• _WHAT TO PRODUCE_: Whenever a line below includes "Area", add it to the tally, then give the total and nothing more.

[Records from a collection]
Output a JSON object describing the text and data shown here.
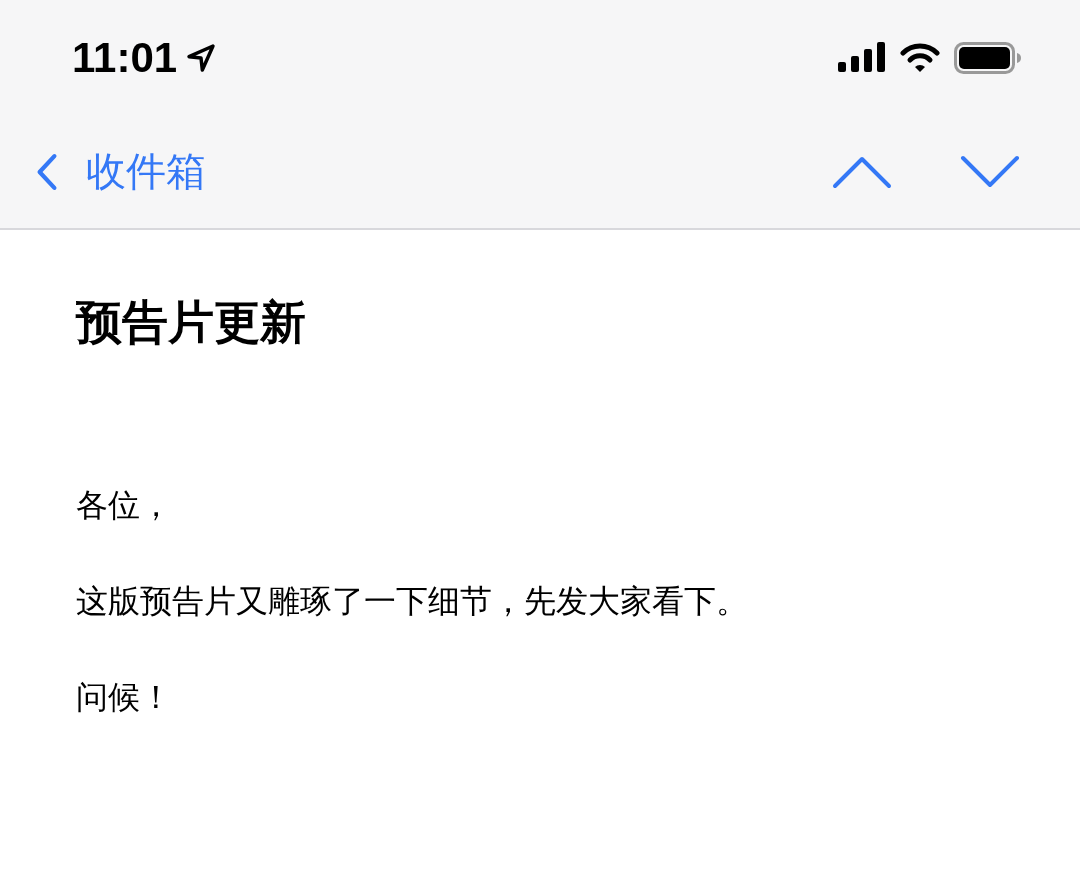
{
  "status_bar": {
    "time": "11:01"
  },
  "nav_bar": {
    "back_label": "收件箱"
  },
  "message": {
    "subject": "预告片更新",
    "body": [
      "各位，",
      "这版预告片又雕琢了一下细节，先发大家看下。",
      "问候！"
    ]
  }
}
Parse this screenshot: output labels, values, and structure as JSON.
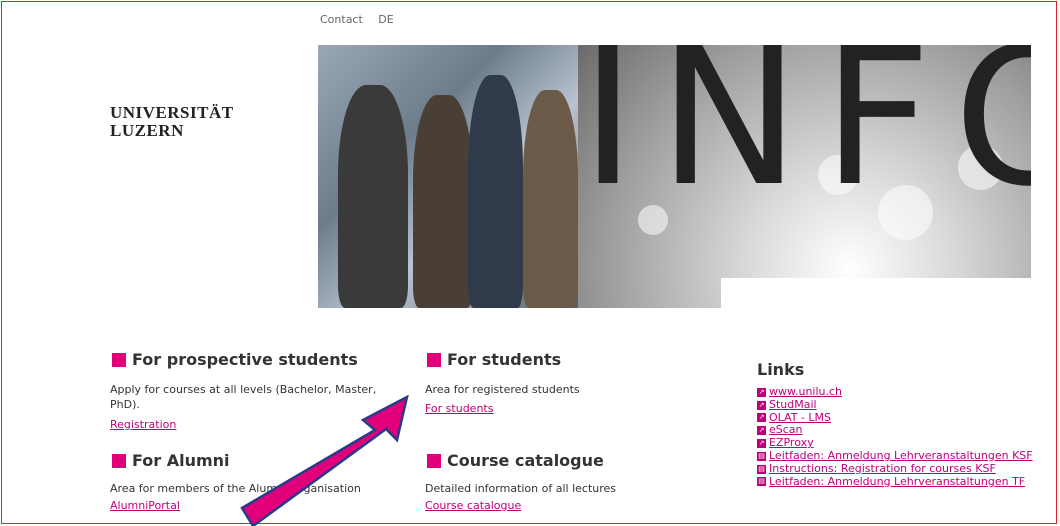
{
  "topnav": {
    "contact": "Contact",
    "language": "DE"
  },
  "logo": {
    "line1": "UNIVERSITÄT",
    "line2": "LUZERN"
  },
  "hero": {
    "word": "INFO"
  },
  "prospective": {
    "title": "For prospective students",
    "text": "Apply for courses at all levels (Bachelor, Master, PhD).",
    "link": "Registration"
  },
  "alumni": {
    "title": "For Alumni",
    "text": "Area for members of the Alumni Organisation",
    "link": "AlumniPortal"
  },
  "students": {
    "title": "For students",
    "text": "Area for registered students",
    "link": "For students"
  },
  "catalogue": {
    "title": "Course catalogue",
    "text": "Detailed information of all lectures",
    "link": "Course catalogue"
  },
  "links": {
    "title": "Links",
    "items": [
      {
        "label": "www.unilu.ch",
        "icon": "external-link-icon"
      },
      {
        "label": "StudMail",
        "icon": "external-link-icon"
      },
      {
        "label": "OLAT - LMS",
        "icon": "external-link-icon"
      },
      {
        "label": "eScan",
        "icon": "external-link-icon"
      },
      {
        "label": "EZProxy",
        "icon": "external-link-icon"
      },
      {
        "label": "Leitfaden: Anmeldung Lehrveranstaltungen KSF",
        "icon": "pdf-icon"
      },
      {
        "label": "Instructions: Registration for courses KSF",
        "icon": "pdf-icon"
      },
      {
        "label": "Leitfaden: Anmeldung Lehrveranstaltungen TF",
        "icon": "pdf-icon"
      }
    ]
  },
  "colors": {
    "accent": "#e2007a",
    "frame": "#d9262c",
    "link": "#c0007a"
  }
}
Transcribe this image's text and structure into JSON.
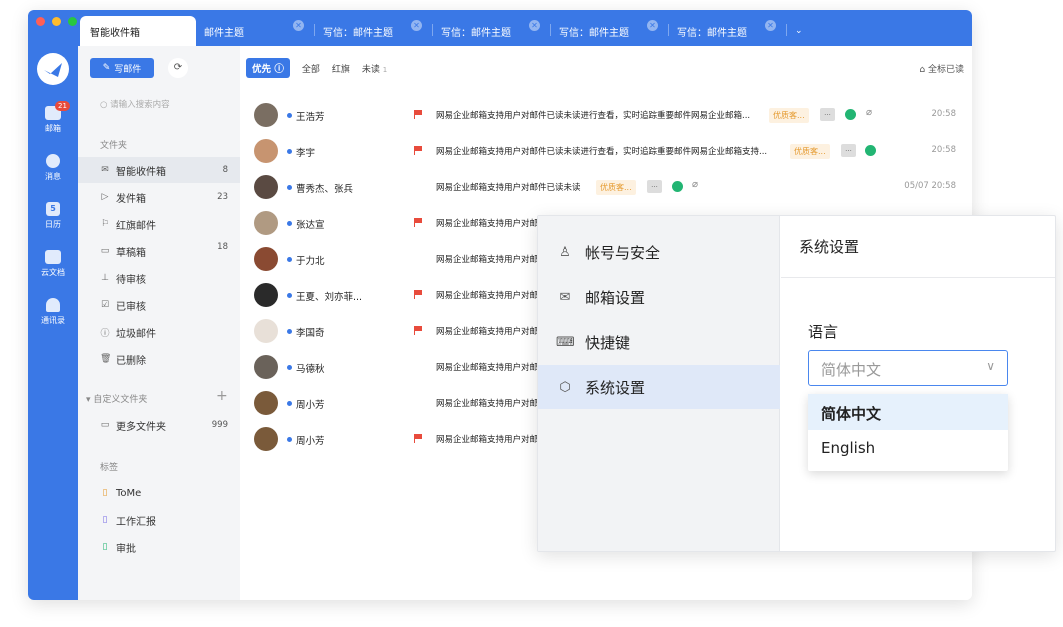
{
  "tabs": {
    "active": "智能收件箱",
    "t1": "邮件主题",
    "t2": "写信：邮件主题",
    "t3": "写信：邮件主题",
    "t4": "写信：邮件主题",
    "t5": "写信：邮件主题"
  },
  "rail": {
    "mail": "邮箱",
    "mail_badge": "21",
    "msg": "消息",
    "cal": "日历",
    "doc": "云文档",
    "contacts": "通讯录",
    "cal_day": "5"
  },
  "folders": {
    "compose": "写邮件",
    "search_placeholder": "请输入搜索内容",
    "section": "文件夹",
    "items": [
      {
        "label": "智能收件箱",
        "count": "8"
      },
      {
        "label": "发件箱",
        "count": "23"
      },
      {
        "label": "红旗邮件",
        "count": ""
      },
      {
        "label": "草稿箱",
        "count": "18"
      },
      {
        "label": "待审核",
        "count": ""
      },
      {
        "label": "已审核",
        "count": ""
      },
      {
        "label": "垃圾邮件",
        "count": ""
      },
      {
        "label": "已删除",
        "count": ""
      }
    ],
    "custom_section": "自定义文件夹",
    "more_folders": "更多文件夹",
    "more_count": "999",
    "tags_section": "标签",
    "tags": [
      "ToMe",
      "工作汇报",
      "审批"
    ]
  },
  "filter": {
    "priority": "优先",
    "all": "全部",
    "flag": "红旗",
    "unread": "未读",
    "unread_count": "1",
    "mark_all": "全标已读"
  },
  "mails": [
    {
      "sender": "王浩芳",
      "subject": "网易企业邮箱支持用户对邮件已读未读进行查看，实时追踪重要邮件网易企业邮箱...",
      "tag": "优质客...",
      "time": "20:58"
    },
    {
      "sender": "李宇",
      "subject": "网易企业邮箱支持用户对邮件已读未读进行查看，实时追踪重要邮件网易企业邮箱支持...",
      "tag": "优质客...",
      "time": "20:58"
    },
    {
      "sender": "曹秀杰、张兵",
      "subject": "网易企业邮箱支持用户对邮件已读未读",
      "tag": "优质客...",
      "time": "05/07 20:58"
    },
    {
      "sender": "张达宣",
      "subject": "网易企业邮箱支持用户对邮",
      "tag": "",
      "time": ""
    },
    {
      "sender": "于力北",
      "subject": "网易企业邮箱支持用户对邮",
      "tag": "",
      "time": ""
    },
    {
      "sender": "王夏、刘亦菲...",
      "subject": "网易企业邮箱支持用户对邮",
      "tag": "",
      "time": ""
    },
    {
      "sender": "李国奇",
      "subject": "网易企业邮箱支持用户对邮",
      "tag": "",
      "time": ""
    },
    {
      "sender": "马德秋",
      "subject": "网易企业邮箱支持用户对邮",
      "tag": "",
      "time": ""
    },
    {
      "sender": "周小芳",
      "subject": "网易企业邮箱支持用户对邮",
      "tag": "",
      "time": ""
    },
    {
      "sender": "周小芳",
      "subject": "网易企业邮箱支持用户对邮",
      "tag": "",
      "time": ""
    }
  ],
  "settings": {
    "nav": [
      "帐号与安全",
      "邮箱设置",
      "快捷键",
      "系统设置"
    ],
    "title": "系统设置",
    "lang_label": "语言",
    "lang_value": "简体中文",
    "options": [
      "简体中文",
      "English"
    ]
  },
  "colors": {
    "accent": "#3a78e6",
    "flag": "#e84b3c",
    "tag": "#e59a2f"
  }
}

• _OUTPUT FOR THIS EXERCISE_: 2